1. I listened to the reasons bringing you from the idea of being a ballerina to the one of being an economist. What brought you to focus also on the themes of youth unemployment and non-formal education and the role civil societies can have in this field?
Answer: Having lived and studied in Algeria and Egypt, having travelled in remote areas of my home country Turkey, I felt it necessary to understand better the dual life style of these societies, to know what economic development implied, see how things could be changed, improved. I then thought that economics would be the answer. Becoming aware that it was politics that determined the type of economic policies applied in a country led me to work more and more on political economy issues. Politics determine economics and vice versa. Besides teaching I also have administrative responsibilities. This allows me to be in close contacts with students, young people graduating and wishing to find decent jobs. Giving talks, making presentations to various civil society organizations made me aware of their importance leading me to work for one of them. But my main specialty is banking and international finance.
2. You have been mostly working in Turkey: do you think that the motives of unemployment here are the same as in the rest of Europe?
Answer: I have taken sabbatical leaves more than once which allowed me to spend time in France and the US, I have travelled all around the world to give conferences and these opportunities have given me the chance to learn, compare for myself different economies. Unemployment is a general disease and one can find multiple reasons for it. Some are the same as in the developed countries and some are specific to developing ones. In developing countries where population increase is high creating new jobs become problematic, when people living in rural areas decide to move into cities creating jobs for these unskilled people is not easy, when the level of GDP (Gross domestic product) of the country is low, income per capita is not high the government is not able to allocate enough funds to education.
3.What are the valuable skills for today's work environment that can be acquired through non-formal education?
Answer :. Working within a youth organization can be viewed as one form of non formal education. It enables you and your friends to acquire skills such as the ability to communicate with others, to express yourself intelligently and use words effectively. Discussions held during these meeting make you realize the importance of knowledge and creativity. Travelling in different places, meeting people of different nationalities and culture enhances you imagination. Curiosity about what surrounds you makes you more knowledgeable. Training in the right place will also lead to the same results. "To-day's working environment" is an expression that needs to be discussed in depth. Working environment may imply different things for different people. What is it that you really want? What is the ideal environment for you? The answer will depend on the type of person that you are, thus in certain cases you may not want to be part of this "working environment"....
4. Germany, Austria and the Netherlands are the countries performing better in terms of low youth unemployment. What do you think the role of non-formal education is in this situation?
Answer: I think that Sweden, Denmark and Norway are also doing quite well. Social democrat governments attach great importance to education and to questions related to unemployment in general. Politics play an important role. Policy priorities of different parties differ. One can now see a move towards more nationalistic regimes in some of the EU countries leading them to talk about closing their borders, ending the Shengen regime.
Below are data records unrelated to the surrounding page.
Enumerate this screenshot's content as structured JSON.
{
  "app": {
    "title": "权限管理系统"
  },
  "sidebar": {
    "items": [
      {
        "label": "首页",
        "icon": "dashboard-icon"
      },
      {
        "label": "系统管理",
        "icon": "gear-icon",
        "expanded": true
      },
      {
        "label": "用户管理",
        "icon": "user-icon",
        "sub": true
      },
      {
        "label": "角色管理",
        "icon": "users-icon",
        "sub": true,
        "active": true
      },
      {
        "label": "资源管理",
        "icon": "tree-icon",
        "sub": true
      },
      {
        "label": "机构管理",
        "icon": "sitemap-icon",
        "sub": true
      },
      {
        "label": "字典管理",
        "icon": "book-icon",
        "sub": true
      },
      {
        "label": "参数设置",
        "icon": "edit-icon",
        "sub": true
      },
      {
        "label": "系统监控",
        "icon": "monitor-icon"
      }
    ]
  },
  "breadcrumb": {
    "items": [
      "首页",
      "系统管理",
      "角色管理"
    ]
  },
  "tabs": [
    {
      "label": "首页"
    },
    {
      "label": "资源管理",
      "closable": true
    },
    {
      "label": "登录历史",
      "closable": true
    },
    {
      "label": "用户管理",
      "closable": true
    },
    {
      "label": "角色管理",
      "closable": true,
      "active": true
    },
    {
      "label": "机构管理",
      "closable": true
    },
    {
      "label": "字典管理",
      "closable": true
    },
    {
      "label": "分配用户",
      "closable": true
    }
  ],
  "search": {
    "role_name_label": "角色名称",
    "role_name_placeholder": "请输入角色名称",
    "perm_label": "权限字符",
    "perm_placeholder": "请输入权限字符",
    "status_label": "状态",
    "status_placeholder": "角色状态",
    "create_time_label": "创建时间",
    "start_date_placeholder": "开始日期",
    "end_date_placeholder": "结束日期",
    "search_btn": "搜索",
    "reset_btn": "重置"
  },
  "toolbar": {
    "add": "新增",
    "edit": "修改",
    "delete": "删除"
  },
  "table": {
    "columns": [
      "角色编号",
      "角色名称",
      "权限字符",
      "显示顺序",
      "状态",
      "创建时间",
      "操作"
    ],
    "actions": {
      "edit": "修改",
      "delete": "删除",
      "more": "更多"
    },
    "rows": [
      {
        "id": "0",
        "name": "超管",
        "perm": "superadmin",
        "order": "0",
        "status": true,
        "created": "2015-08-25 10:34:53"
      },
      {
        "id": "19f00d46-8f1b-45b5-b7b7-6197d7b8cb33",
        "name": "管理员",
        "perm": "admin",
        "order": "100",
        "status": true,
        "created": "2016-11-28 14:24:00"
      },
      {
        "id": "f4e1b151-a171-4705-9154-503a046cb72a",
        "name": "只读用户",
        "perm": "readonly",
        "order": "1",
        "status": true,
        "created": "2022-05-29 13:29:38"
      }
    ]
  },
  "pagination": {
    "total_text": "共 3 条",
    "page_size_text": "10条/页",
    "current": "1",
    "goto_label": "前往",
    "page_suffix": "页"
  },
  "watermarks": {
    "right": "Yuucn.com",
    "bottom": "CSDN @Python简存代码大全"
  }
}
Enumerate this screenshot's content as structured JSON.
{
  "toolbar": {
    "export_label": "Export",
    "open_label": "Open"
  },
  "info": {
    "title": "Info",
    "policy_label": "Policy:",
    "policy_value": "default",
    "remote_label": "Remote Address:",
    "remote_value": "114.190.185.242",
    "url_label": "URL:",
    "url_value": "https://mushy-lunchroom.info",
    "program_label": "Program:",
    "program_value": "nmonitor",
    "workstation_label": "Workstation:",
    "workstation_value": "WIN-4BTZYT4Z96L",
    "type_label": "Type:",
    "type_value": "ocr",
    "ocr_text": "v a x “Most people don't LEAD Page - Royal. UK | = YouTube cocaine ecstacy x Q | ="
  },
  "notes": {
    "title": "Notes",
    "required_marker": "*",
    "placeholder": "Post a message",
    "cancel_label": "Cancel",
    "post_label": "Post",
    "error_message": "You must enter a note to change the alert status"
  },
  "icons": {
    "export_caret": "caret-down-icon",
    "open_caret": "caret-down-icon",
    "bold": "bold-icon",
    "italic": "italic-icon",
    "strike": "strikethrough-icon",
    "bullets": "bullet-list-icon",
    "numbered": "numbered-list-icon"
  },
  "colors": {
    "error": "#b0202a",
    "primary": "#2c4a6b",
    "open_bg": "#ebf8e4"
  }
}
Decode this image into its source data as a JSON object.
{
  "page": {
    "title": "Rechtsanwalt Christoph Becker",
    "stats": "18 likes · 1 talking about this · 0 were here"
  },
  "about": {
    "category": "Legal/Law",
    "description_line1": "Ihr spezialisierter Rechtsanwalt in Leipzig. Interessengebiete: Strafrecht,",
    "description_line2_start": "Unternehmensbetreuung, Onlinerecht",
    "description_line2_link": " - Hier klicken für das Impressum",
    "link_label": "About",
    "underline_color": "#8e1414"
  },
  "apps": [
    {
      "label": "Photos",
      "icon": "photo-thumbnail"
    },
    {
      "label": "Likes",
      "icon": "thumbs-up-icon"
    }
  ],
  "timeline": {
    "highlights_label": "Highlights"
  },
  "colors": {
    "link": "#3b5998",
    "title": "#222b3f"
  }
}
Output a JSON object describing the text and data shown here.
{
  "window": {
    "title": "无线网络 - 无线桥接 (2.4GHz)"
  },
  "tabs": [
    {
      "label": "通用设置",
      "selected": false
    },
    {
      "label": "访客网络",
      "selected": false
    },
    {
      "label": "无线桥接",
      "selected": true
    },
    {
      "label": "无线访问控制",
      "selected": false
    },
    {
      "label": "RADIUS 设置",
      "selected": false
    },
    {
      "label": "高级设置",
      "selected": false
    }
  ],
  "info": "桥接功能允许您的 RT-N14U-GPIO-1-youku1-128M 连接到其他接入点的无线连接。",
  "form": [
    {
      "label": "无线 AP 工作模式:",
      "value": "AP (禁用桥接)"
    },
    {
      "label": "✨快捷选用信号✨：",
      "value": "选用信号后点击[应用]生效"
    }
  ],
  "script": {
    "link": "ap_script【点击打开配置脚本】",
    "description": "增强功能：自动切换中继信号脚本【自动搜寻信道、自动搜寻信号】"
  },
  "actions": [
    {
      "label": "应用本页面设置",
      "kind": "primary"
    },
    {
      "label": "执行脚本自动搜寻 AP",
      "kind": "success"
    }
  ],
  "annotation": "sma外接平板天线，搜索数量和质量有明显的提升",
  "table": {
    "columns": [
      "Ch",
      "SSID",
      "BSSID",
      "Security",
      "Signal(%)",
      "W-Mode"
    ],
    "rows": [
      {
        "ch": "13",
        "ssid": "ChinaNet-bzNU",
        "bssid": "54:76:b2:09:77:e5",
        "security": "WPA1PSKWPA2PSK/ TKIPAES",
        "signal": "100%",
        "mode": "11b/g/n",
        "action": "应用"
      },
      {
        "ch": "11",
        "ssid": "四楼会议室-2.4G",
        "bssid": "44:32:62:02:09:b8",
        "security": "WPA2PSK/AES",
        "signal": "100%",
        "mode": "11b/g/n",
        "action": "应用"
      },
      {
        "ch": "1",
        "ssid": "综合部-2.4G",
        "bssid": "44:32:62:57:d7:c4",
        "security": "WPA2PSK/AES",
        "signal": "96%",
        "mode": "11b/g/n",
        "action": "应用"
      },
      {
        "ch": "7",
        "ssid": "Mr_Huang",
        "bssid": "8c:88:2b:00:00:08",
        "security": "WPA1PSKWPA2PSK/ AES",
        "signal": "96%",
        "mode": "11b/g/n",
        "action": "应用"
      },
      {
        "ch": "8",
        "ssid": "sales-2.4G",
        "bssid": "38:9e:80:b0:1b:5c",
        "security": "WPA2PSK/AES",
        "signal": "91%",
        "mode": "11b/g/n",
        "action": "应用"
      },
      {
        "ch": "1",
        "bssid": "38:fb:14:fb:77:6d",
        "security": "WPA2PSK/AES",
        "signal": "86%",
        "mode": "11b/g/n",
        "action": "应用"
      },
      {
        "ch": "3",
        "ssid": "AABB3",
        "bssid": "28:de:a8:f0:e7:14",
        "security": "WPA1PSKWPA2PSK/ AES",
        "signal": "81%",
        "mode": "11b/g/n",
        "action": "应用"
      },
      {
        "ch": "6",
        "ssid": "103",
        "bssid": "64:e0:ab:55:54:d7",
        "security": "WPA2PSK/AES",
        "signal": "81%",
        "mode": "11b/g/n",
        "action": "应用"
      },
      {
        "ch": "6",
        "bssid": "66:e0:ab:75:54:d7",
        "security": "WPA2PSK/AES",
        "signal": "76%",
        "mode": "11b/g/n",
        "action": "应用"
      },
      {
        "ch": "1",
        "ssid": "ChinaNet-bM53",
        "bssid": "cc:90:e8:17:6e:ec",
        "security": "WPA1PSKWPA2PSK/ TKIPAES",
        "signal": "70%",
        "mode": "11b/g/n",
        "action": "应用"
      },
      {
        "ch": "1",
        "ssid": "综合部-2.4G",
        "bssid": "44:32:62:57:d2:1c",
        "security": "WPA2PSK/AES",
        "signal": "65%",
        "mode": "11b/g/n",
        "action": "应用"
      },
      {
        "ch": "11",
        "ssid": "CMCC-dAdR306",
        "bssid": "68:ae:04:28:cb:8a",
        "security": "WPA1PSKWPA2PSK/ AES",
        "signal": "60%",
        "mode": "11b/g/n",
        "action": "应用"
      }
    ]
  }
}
5. Do you have suggestions in order to help changing employers' mentality in order to recognize achievement of non-formal education?
Answer: It is most difficult to try to promote specialized programs in small and medium sized enterprises where skilled and educated workers are not essential. In certain cases the government can subsidize in-company training, in other cases such as in Japan training is viewed as the responsibility of firms. In Turkey for example banks train their employees for several months and pay them before employing them. On the job training is important in certain sectors but not so in others. Employers know what they need, and if they do not find the required skilled elements then they train them out of necessity.
6. You talked about the necessity to understand the required positions from market and match with individual competences. Does this mean that people have to stop following their dreams if they do not match?
Answer: The choice will always be yours. What I meant is that your dreams may not correspond with the reality, with what the market wants. Job creation is to-day concentrated in high skilled areas, and if you want to avoid unemployment or low income or job insecurity you will have to behave accordingly. If you insist on pursuing your dreams that will be your choice and you could still be happy doing what you like best.
7. Can universities in Turkey or elsewhere promote youth employment. Can you tell me how this is could be done?
Answer: High school graduates wishing to enter the university system must pass a two stage university entrance exam. Those students who fail the second exam are allowed to enroll in either a 2 year vocational school or a 4 year vocational school. This is a second chance opportunity for them to obtain a diploma that will allow them to secure a good job. E-learning centers could be formed to train young people wishing to work in the IT sector or wanting to operate a small sized enterprise of their own and these courses could be free of charge. These students would thus be able to increase their skills in management, accounting and different programs. Business associations, the government, a university, large firms could also cooperate to put together a vocational program